In this second, fully revised edition, the 10 volume Encyclopedia of Language and Education offers the newest developments including two new volumes of research and scholarly content essential to the field of language teaching and learning in the age of globalization. In the selection of topics and contributors, the Encyclopedia reflects the depth of disciplinary knowledge, breadth of interdisciplinary perspective, and diversity of sociogeographic experience in the field. Throughout, there is an inclusion of contributions from non-English speaking and non-western parts of the world, providing truly global coverage.
This book presents an innovative institutional transpositional ethnography that examines the textual trajectory of “the life of a calling script” from production by corporate management and clients to recontextualization by middle management and finally to application by agents in phone interactions. Drawing on an extensive original research it provides a behind-the-scenes view of a multilingual call center in London and critiques the archetypal modern workplace practices including extensive use of monitoring and standardization and use of low-skilled precariat labor. In doing so, it offers fresh perspectives on contemporary debates about resistance, agency, and compliance in globalized workplaces. This study will provide a valuable resource to students and scholars of management studies, communication, sociolinguistics, and linguistic anthropology.
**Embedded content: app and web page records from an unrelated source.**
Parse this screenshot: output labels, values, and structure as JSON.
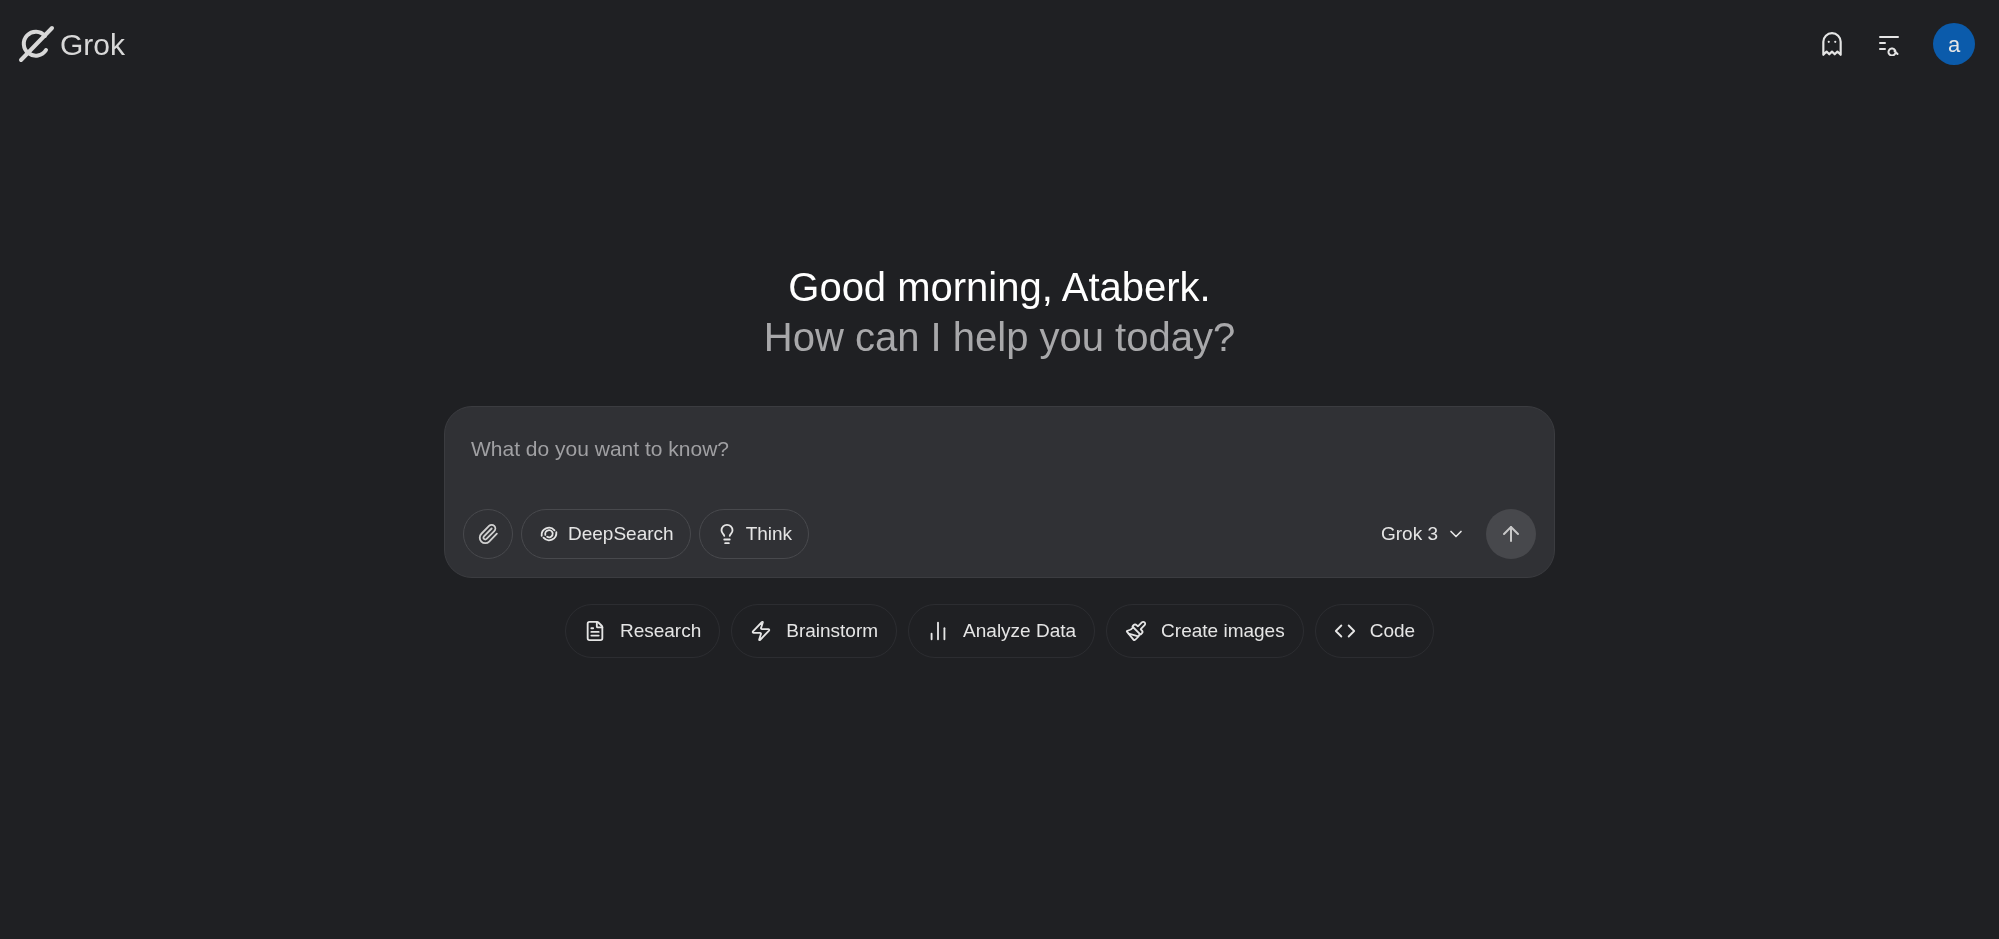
{
  "header": {
    "logo_text": "Grok",
    "avatar_letter": "a"
  },
  "greeting": {
    "title": "Good morning, Ataberk.",
    "subtitle": "How can I help you today?"
  },
  "composer": {
    "placeholder": "What do you want to know?",
    "toggles": [
      {
        "label": "DeepSearch",
        "kind": "deepsearch"
      },
      {
        "label": "Think",
        "kind": "think"
      }
    ],
    "model": "Grok 3"
  },
  "suggestions": [
    {
      "label": "Research",
      "kind": "research"
    },
    {
      "label": "Brainstorm",
      "kind": "brainstorm"
    },
    {
      "label": "Analyze Data",
      "kind": "analyze"
    },
    {
      "label": "Create images",
      "kind": "images"
    },
    {
      "label": "Code",
      "kind": "code"
    }
  ]
}
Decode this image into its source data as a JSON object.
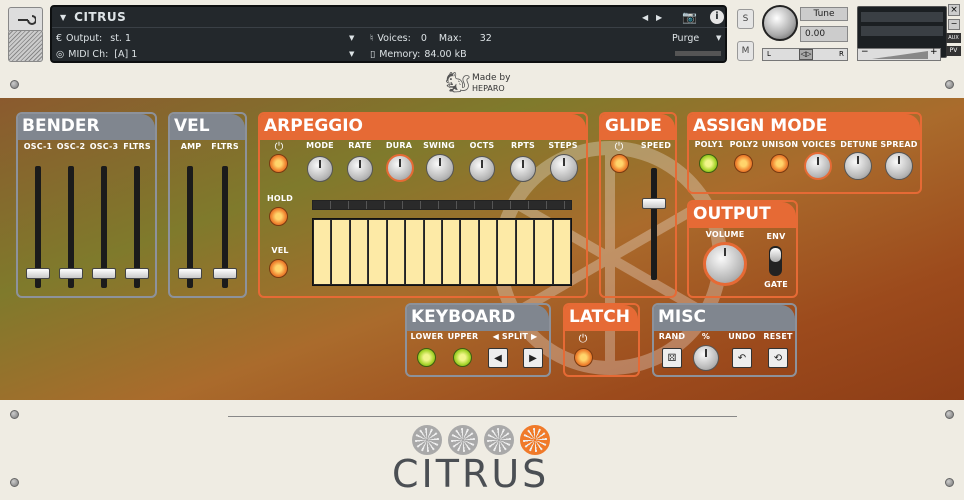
{
  "header": {
    "instrument_name": "CITRUS",
    "output_label": "Output:",
    "output_value": "st. 1",
    "midi_label": "MIDI Ch:",
    "midi_value": "[A]  1",
    "voices_label": "Voices:",
    "voices_value": "0",
    "max_label": "Max:",
    "max_value": "32",
    "memory_label": "Memory:",
    "memory_value": "84.00 kB",
    "purge_label": "Purge",
    "solo_label": "S",
    "mute_label": "M",
    "tune_label": "Tune",
    "tune_value": "0.00",
    "pan_left": "L",
    "pan_right": "R",
    "aux_label": "AUX",
    "pv_label": "PV",
    "close_label": "×"
  },
  "banner": {
    "made_by": "Made by",
    "brand": "HEPARO"
  },
  "bender": {
    "title": "BENDER",
    "labels": [
      "OSC-1",
      "OSC-2",
      "OSC-3",
      "FLTRS"
    ]
  },
  "vel": {
    "title": "VEL",
    "labels": [
      "AMP",
      "FLTRS"
    ]
  },
  "arpeggio": {
    "title": "ARPEGGIO",
    "power": "⏻",
    "knob_labels": [
      "MODE",
      "RATE",
      "DURA",
      "SWING",
      "OCTS",
      "RPTS",
      "STEPS"
    ],
    "hold_label": "HOLD",
    "vel_label": "VEL",
    "step_count": 14
  },
  "glide": {
    "title": "GLIDE",
    "power": "⏻",
    "speed_label": "SPEED"
  },
  "assign_mode": {
    "title": "ASSIGN MODE",
    "labels": [
      "POLY1",
      "POLY2",
      "UNISON",
      "VOICES",
      "DETUNE",
      "SPREAD"
    ]
  },
  "output": {
    "title": "OUTPUT",
    "volume_label": "VOLUME",
    "env_label": "ENV",
    "gate_label": "GATE"
  },
  "keyboard": {
    "title": "KEYBOARD",
    "lower_label": "LOWER",
    "upper_label": "UPPER",
    "split_label": "◀ SPLIT ▶",
    "left_arrow": "◀",
    "right_arrow": "▶"
  },
  "latch": {
    "title": "LATCH",
    "power": "⏻"
  },
  "misc": {
    "title": "MISC",
    "labels": [
      "RAND",
      "%",
      "UNDO",
      "RESET"
    ]
  },
  "footer": {
    "logo_text": "CITRUS"
  },
  "colors": {
    "accent_orange": "#e66a35",
    "panel_gray": "#80868f",
    "header_bg": "#23282c"
  }
}
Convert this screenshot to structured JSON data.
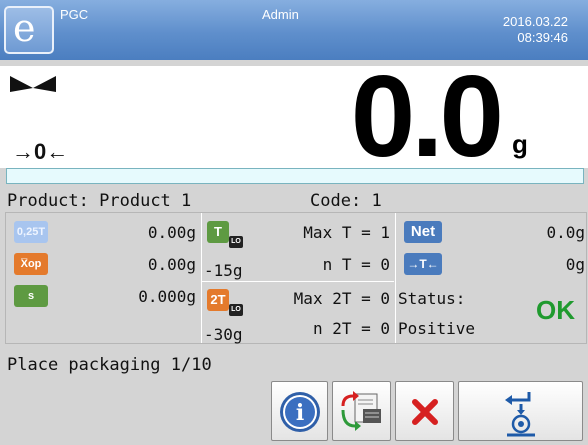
{
  "header": {
    "app_name": "PGC",
    "user": "Admin",
    "date": "2016.03.22",
    "time": "08:39:46",
    "logo_letter": "e"
  },
  "display": {
    "weight": "0.0",
    "unit": "g",
    "zero_indicator": "→0←",
    "stability_icon": "bowtie-icon"
  },
  "product": {
    "product_label": "Product:",
    "product_value": "Product 1",
    "code_label": "Code:",
    "code_value": "1"
  },
  "stats": {
    "items": [
      {
        "badge": "0,25T",
        "value": "0.00g"
      },
      {
        "badge": "X̅op",
        "value": "0.00g"
      },
      {
        "badge": "s",
        "value": "0.000g"
      }
    ]
  },
  "tare": {
    "t_badge": "T",
    "t_lo": "LO",
    "t_value": "-15g",
    "max_t": "Max T = 1",
    "n_t": "n T = 0",
    "t2_badge": "2T",
    "t2_lo": "LO",
    "t2_value": "-30g",
    "max_2t": "Max 2T = 0",
    "n_2t": "n 2T = 0"
  },
  "result": {
    "net_badge": "Net",
    "net_value": "0.0g",
    "tare_badge": "→T←",
    "tare_value": "0g",
    "status_label": "Status:",
    "status_value": "Positive",
    "ok_label": "OK"
  },
  "message": "Place packaging 1/10",
  "buttons": [
    {
      "name": "info-button",
      "icon": "info-icon"
    },
    {
      "name": "change-product-button",
      "icon": "product-swap-icon"
    },
    {
      "name": "cancel-button",
      "icon": "close-x-icon"
    },
    {
      "name": "enter-tare-button",
      "icon": "enter-packaging-icon"
    }
  ],
  "colors": {
    "topbar": "#5f8fcc",
    "ok_green": "#1f9a2e",
    "badge_orange": "#e47a2c",
    "badge_green": "#5e9a42",
    "badge_blue": "#4a7bbd",
    "cancel_red": "#d62020"
  }
}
This book argues for an approach to linguistic ethnography which departs from the singular perspective of the academic researcher, to amplify instead the voices of participants, researchers, collaborators and other bystanders. The essays reflect on ways of reporting research which add multiple perspectives and represent ambiguity more meaningfully than traditional academic prose. The authors offer an account of writing ethnography polyphonically, incorporating the complexity of individual voices, and challenging the imperative to make meaning from, and explain the culture of, 'the other'. Together the essays open up the emic perspective by considering the experiential, aesthetic, emotional, moral and ethical value people bring to their interactions in encounters with others. The book will add an essential perspective in research methods courses in applied linguistics and sociolinguistics, as well as in drama and theatre courses.